Gary was one of the most devout professional wrestling fans that I ever knew. Having had the pleasure of attending several wrestling shows with him, I knew that it wasn’t a good idea to tell him that pro wrestling wasn’t real. I didn’t want to get dropkicked.
Yes, Gary loved his wrasslin’. Not only did he know all of the wrestlers, he also knew all of the moves. That’s what almost got us both in trouble at Koos Inc. on a cold winter afternoon.
It was 2:00, which meant it was break time. I was chatting with Chuckie Haubrich when Gary plopped himself down on top of a pallet of 50 lbs. bags of Safe Step® Ice Melter.
I shot a quick grin to Chuckie and when he nodded back, we pounced on the unexpecting Hopkins. In a flash, he squirmed out from under us. This was no small accomplishment for the wiry forklift operator. He was probably 5’10” and 150 lbs. soaking wet, while Chuckie and I were considerably larger. Considerably.
Chuckie was 6’4” and went about 250 lbs. and I was a tad over 6’1” and significantly more than 250 lbs. Significantly more.

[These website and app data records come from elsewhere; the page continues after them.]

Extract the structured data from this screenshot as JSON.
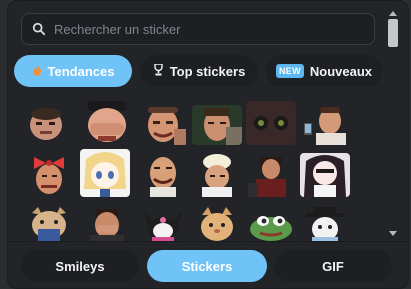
{
  "search": {
    "placeholder": "Rechercher un sticker",
    "icon": "search-icon"
  },
  "top_tabs": [
    {
      "label": "Tendances",
      "icon": "flame-icon",
      "active": true
    },
    {
      "label": "Top stickers",
      "icon": "trophy-icon",
      "active": false
    },
    {
      "label": "Nouveaux",
      "badge": "NEW",
      "active": false
    }
  ],
  "stickers": [
    "man-face-sticker",
    "man-laughing-sticker",
    "meme-man-sticker",
    "man-smirk-sticker",
    "cat-eyes-sticker",
    "man-phone-sticker",
    "man-bow-sticker",
    "anime-girl-sticker",
    "el-risitas-sticker",
    "chef-sticker",
    "man-sitting-sticker",
    "anime-girl-peace-sticker",
    "cat-sticker",
    "man-facepalm-sticker",
    "kuromi-sticker",
    "orange-cat-sticker",
    "pepe-sticker",
    "hat-character-sticker"
  ],
  "bottom_tabs": [
    {
      "label": "Smileys",
      "active": false
    },
    {
      "label": "Stickers",
      "active": true
    },
    {
      "label": "GIF",
      "active": false
    }
  ],
  "colors": {
    "accent": "#6fc3f6",
    "panel": "#232428",
    "pill": "#1e1f22"
  }
}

The size differential didn’t matter to the feisty Hopkins, he was more than happy to return the favor. He quickly applied several well-placed elbow drops to his much larger assailants and was loving it. Unfortunately his comeback didn’t last very long.

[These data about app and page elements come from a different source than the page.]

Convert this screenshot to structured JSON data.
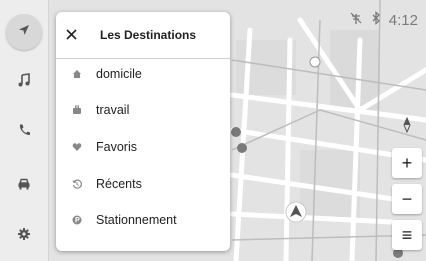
{
  "header": {
    "time": "4:12"
  },
  "sidebar": {
    "items": [
      {
        "icon": "navigation-arrow-icon"
      },
      {
        "icon": "music-note-icon"
      },
      {
        "icon": "phone-icon"
      },
      {
        "icon": "car-icon"
      },
      {
        "icon": "gear-icon"
      }
    ]
  },
  "destinations": {
    "title": "Les Destinations",
    "items": [
      {
        "label": "domicile",
        "icon": "home-icon"
      },
      {
        "label": "travail",
        "icon": "briefcase-icon"
      },
      {
        "label": "Favoris",
        "icon": "heart-icon"
      },
      {
        "label": "Récents",
        "icon": "history-icon"
      },
      {
        "label": "Stationnement",
        "icon": "parking-icon"
      }
    ]
  },
  "map_controls": {
    "zoom_in": "+",
    "zoom_out": "−",
    "menu": "≡"
  },
  "colors": {
    "panel_bg": "#ffffff",
    "sidebar_bg": "#ededed",
    "map_bg": "#e6e6e6",
    "road": "#ffffff"
  }
}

Chuckie and I recovered and soon we had Gary on his back again. I had just applied the sleeper hold on Gary when I noticed Chuckie had dashed out the door and down the ladder to his front-end loader.

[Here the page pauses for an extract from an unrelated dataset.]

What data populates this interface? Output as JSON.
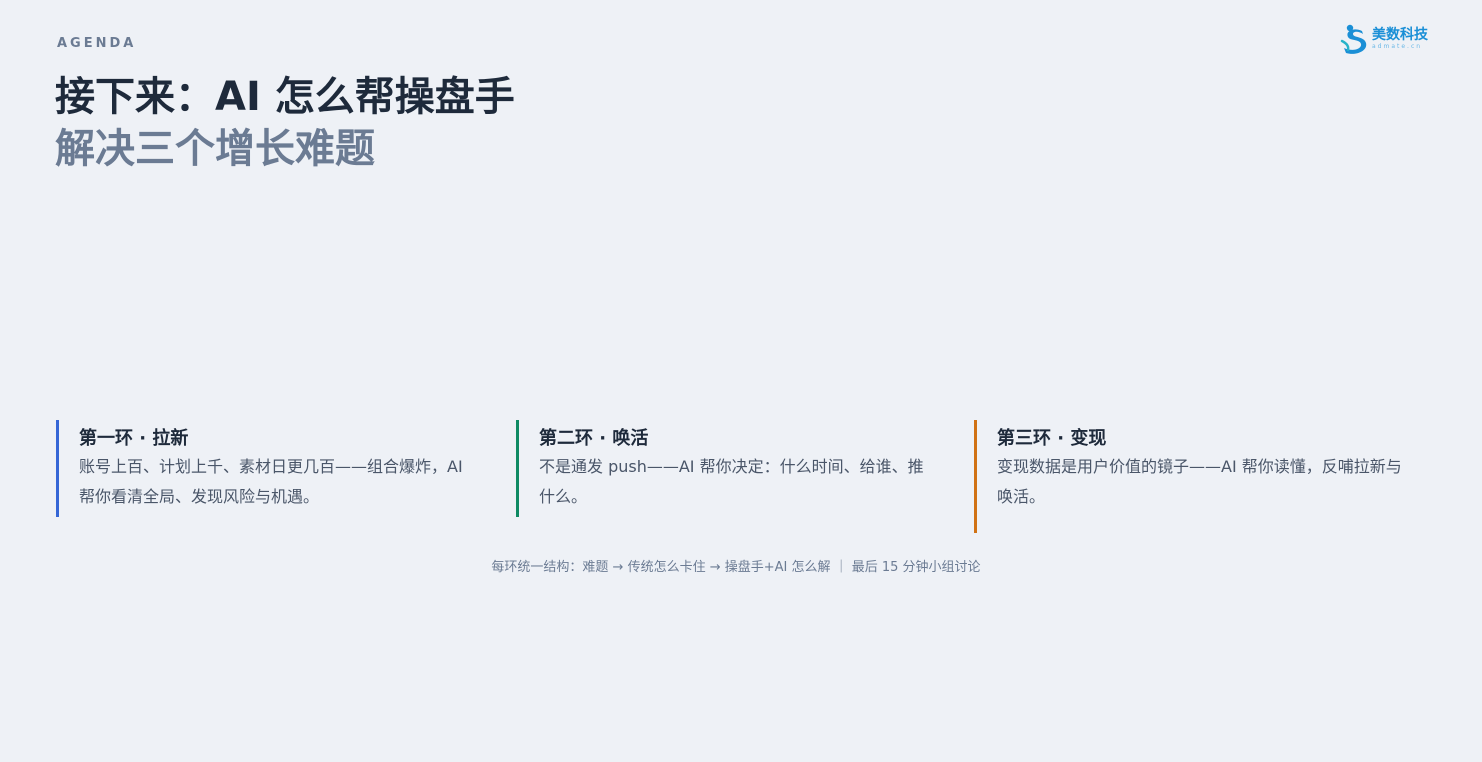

Before I could ask him where he was going, I noticed the reason for his quick departure. Koos Superintendent Ed Appling had entered the plant and was heading our way. His eyes widened when he saw what was going on.
Thanks for the heads-up, Chuckie.
As I released my hold on Gary, Appling paused a moment before continuing through the plant on his way toward the warehouse. The very warehouse where Plant Manager Arnie Danielson was, going over shipping orders.
Gary and I were in deep doo-doo.
When our break had ended, we went back to work, Gary driving forklift while I sealed bags. It wasn’t long before Arnie walked into the production area. He called the two of us over to the side. Here it comes.
Or so we thought.
When Gary and I got over to a very solemn Arnie, he told us, “Ed Appling just spoke with me and he was very upset. He said that Vagnoni and Hopkins were wrestling on a pallet of bags.” Gary and I were prepared for the worst.
Then it happened.
Arnie broke into a wide grin and said, “I told him, bet I know who was winning!” He then said that he showed Appling the production numbers we had been putting up and that we were just blowing off some steam. Arnie had baled us out. Relieved, we thanked him and went back to work.
Gary loved wrestling and was a good guy. Although I hadn’t seen him in many years, I will miss certainly him. By the way, the graphic I used for this blog is a photo used for the Crusher’s obituary in 2005. I think Gary would have liked that.
Hopefully I won’t have to write any more blogs like this for a while. Until next time…from the booth.